▸ **Problem to solve**
Show every line in the entries below where the word "Oral" appears.

▸ **Data for review**
★ ★ ★ ★ ★
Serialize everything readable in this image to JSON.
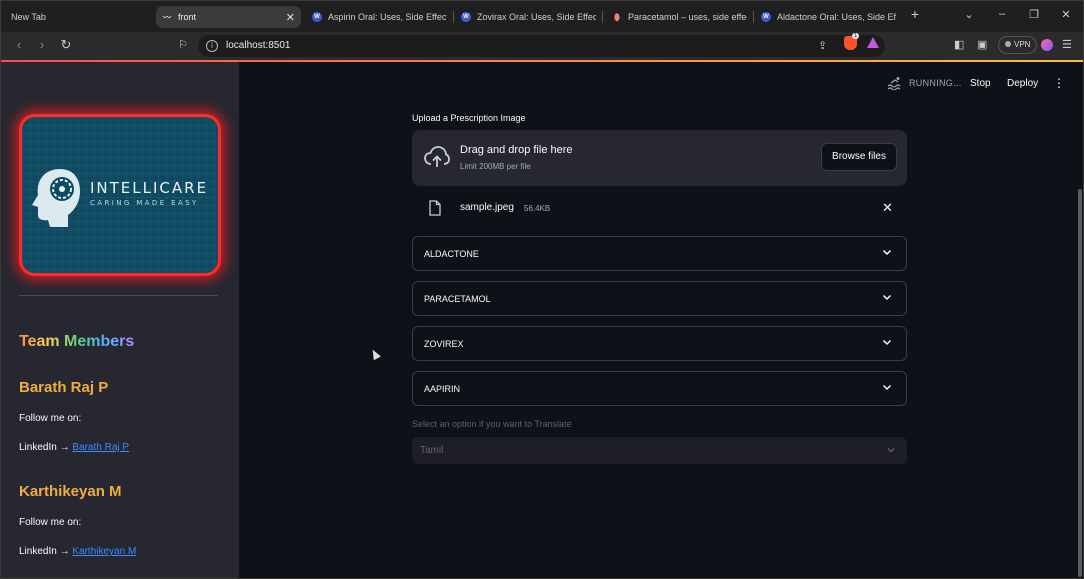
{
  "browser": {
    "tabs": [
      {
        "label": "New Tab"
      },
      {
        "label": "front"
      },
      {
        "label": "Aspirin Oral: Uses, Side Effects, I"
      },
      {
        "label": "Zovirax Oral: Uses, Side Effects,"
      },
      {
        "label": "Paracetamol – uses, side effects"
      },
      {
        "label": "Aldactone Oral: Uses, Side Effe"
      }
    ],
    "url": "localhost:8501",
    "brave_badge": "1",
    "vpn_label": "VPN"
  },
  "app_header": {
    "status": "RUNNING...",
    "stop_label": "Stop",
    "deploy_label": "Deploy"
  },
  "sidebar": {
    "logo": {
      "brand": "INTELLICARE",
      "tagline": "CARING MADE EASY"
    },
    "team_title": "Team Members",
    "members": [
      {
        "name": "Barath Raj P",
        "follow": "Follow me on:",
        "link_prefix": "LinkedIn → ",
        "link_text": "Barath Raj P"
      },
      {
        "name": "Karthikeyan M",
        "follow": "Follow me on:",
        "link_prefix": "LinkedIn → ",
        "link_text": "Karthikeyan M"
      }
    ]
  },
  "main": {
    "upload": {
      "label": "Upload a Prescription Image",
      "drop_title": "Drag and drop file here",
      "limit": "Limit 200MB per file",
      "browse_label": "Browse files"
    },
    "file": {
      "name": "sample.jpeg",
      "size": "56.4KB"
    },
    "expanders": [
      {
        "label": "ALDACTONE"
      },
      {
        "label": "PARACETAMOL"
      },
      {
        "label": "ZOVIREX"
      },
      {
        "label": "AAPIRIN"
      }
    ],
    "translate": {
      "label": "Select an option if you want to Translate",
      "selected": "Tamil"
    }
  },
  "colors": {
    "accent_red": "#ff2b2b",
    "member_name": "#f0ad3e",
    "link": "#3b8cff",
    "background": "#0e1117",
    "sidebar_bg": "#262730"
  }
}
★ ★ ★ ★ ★
▸ **Response area**
        "label": "Aspirin Oral: Uses, Side Effects, I"
        "label": "Zovirax Oral: Uses, Side Effects,"
        "label": "Aldactone Oral: Uses, Side Effe"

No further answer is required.